Staff Reporter

BANGALORE: Banking unions have opposed the budgetary proposal to acquire the Reserve Bank of India (RBI)'s equity holding in the State Bank of India (SBI). This is another way of saying that they will acquire ownership of the SBI.

Joint General Secretary of All India Bank Officers Confederation G.D. Nadaf told The Hindu that this move, for which Rs. 40,000 crore has been allocated in the Budget, would adversely affect the banking sector.

He said the SBI, owned by the RBI, was a professionally managed bank and had a "free-hand" in taking decisions. It enjoyed a different status from other nationalised banks.

He suspected that the Government's acquisition of the RBI's shares would introduce red-tapism and hit its professionalism.

The RBI had 59.73 per cent share in the SBI. This should not be disturbed, he said. He suspected that the Union Government might later disinvest the shares acquired from the RBI. "This is not necessary at all," he said.

Mr. Nadaf said the All India State Banks Officers Federation, of which he is the general secretary, and the All India State Bank of India Staff Federation had written to the Finance Minister opposing the move.

Rural banks

Though the proposal to open regional rural banks (RRBs) in areas that had no banks was good, the Government should give priority to open regular banks in such places. The proposal to allow non-resident external accounts and foreign currencies would benefit the rural banks.

The budgetary proposal raising the ceiling on withdrawal of money from banks from Rs. 25,000 to Rs. 50,000 per day for individuals and Hindu Undivided Families would help financial institutions.
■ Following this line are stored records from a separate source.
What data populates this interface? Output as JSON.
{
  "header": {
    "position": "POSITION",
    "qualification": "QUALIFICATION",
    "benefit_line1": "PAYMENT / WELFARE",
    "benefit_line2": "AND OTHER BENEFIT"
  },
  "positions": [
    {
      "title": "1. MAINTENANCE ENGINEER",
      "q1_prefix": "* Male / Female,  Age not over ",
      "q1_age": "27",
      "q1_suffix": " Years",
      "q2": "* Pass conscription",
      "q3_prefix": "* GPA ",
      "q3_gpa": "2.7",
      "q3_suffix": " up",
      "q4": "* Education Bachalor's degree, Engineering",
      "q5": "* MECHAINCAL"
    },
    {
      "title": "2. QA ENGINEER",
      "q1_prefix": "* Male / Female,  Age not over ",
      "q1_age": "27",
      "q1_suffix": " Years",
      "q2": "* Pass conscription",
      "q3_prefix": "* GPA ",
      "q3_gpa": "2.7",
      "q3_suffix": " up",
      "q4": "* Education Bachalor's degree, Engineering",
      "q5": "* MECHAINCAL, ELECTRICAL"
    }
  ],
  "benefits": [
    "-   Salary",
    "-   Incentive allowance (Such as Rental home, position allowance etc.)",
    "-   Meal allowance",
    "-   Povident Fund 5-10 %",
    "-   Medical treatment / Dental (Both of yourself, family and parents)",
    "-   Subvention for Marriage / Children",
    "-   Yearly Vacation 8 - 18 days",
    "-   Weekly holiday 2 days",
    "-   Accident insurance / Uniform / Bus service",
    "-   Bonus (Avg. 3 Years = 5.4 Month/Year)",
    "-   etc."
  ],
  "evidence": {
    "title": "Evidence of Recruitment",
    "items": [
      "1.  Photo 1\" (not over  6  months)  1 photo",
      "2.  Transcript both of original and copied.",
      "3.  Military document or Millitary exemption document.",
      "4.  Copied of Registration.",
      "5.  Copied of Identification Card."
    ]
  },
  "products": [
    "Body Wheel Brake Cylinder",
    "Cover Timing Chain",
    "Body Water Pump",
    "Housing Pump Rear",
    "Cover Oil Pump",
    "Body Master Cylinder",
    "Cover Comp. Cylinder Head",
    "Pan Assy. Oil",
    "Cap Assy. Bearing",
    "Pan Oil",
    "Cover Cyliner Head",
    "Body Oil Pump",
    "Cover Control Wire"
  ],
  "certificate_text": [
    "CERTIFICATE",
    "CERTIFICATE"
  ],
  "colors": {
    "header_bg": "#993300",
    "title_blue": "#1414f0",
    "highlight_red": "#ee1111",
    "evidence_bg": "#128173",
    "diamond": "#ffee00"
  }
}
This would encourage people to save money with banks.

Reverse mortgage

Another good measure was the announcement of reverse mortgage scheme in the housing finance sector. Reverse mortgage was an innovative option being given by banks to the aged, he added.